Published Monday, Feb. 10, 2014 | 12:54 p.m.
Updated Monday, Feb. 10, 2014 | 12:54 p.m.
ALBUQUERQUE, N.M. (AP) — The Albuquerque Museum has an exhibition running through March 30 on the craftsmanship and traditions of Mexican equestrian culture.
The show includes more than 150 pieces connected to horses and riding, from fine embroidery to ornate saddles and silver inlaid spurs.
The exhibition is called "Arte en la Charreria (AR-tay en la chah-reh-REE-ah : The Artisanship of Mexican Equestrian Culture."
The artifacts, some dating to the 1800s, were culled from collections throughout Mexico. Each item reflects different elements of the culture of the legendary charro — the Mexican horseman.

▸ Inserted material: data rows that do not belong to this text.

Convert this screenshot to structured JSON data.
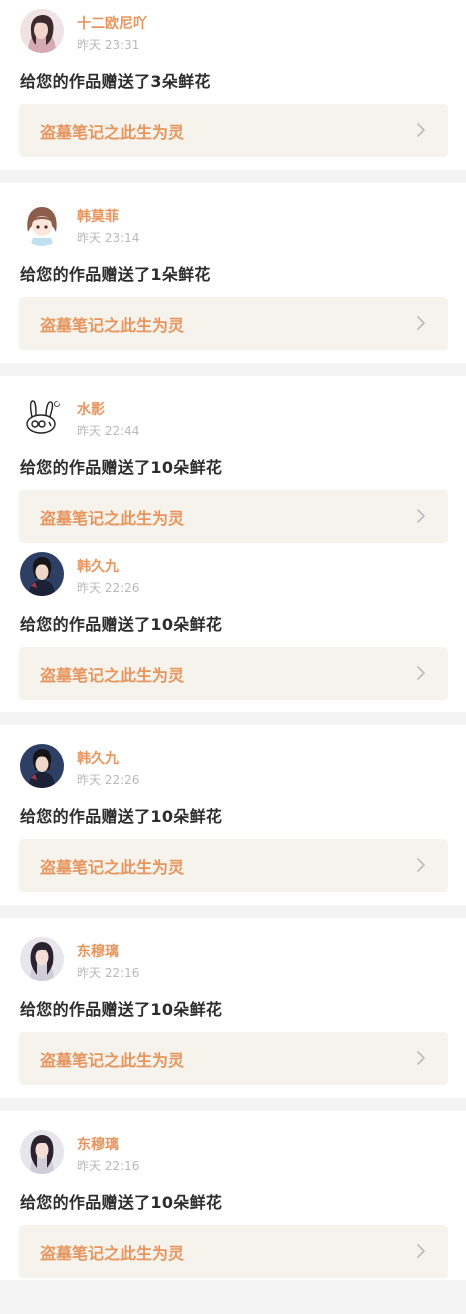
{
  "notifications": [
    {
      "user": "十二欧尼吖",
      "time": "昨天 23:31",
      "message": "给您的作品赠送了3朵鲜花",
      "work": "盗墓笔记之此生为灵",
      "avatar": "girl-photo-avatar"
    },
    {
      "user": "韩莫菲",
      "time": "昨天 23:14",
      "message": "给您的作品赠送了1朵鲜花",
      "work": "盗墓笔记之此生为灵",
      "avatar": "cartoon-girl-avatar"
    },
    {
      "user": "水影",
      "time": "昨天 22:44",
      "message": "给您的作品赠送了10朵鲜花",
      "work": "盗墓笔记之此生为灵",
      "avatar": "sketch-bunny-avatar"
    },
    {
      "user": "韩久九",
      "time": "昨天 22:26",
      "message": "给您的作品赠送了10朵鲜花",
      "work": "盗墓笔记之此生为灵",
      "avatar": "costume-man-avatar"
    },
    {
      "user": "韩久九",
      "time": "昨天 22:26",
      "message": "给您的作品赠送了10朵鲜花",
      "work": "盗墓笔记之此生为灵",
      "avatar": "costume-man-avatar"
    },
    {
      "user": "东穆璃",
      "time": "昨天 22:16",
      "message": "给您的作品赠送了10朵鲜花",
      "work": "盗墓笔记之此生为灵",
      "avatar": "woman-photo-avatar"
    },
    {
      "user": "东穆璃",
      "time": "昨天 22:16",
      "message": "给您的作品赠送了10朵鲜花",
      "work": "盗墓笔记之此生为灵",
      "avatar": "woman-photo-avatar"
    }
  ],
  "colors": {
    "accent": "#e7955f",
    "message_text": "#2d2d2d",
    "timestamp": "#b9b9b9",
    "link_background": "#f5f3eb",
    "page_background": "#f4f4f4",
    "card_background": "#ffffff"
  }
}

The roots of charreria culture first emerged centuries ago with the arrival of the Spanish conquistadors and their horses. . By the 19th century, celebrations similar to rodeos were being organized around Mexico in which charros would compete, showing off their skills.